New Kid In Town During a lunch meeting the other day, my wife called and asked, "Honey, can I buy another horse?" When she asks a question like that, there's only one possible answer. Meet Simon, the latest addition to the ranch. So far, he seems to be everything my wife wanted (but didn't get) when she bought a filly about 5 years ago. Simon's calm, friendly, very rideable, and brings a little color to the current bunch. He's only been here a couple of days and has already integrated into the herd. Most horses fall victim to the bullying of my wife's older gelding, who tends to dominate any new blood who dares to approach. Simon simply looks at him and wonders why he's making such a fuss, screeching and snorting and rearing while Simon stands calmly. Bodes well for getting him into an arena to show! Welcome, Simon.
OLPC project clarifies: no plans for Windows support I'm a big OLPC fan, and an advocate of open source. When news surfaced over the last few weeks of a Windows-based version , I was concerned about the potential negative impact of commercial forces on the admittedly idealistic goals of OLPC. It turns out that the way AP and other news sources reported the original story, attributing comments (but not directly quoting) Nicholas Negroponte, head of the nonprofit organization operating the OLPC project, mischaracterized the relationship between OLPC and Microsoft, drawing implications which may occur as a result of market forces but not due to any special relationship between OLPC and Microsoft.

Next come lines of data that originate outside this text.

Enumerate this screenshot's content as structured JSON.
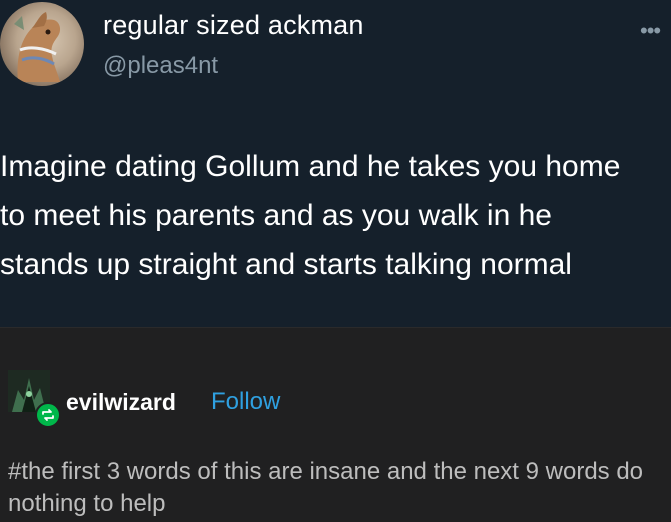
{
  "tweet": {
    "display_name": "regular sized ackman",
    "handle": "@pleas4nt",
    "more_glyph": "•••",
    "text": "Imagine dating Gollum and he takes you home\nto meet his parents and as you walk in he\nstands up straight and starts talking normal",
    "avatar_icon": "horse-avatar-icon"
  },
  "tumblr_post": {
    "username": "evilwizard",
    "follow_label": "Follow",
    "tags": "#the first 3 words of this are insane and the next 9 words do nothing to help",
    "avatar_icon": "wizard-avatar-icon",
    "badge_icon": "reblog-icon",
    "colors": {
      "follow": "#2fa0e0",
      "reblog_badge": "#00b74a"
    }
  }
}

The following quote from Walter Bender, president of Software and Content at OLPC, certainly clarified things for me: "We are a free and open-source shop. We have no one from OLPC working with Microsoft on developing a Windows platform for the XO. MS doesn't get any special t
Bare Metal Restore important to SMBs CMP's ByteandSwitch news source offers The Bare Metal Facts , an interesting tidbit about what SMBs consider most important in backup products and services. I was particularly interested in the bulleted list near the beginning of the article, and several of those points stand out for me as significant opportunities: SMBs think archiving and backup go hand-in-glove. SMBs would prefer to deal with a bundled hardware/software solution from one vendor, instead of buying point products. SMBs are looking to get off tape and onto disk archiving. It would seem to me that a company that could address these concerns effectively could capture significant marketshare, given the current competitive landscape. As the article points out, many of the traditional storage giants seem to be too focused on other aspects of the market to accurately meet the needs of SMBs, creating a gap into which a smart and agile competitor can step. I expect even the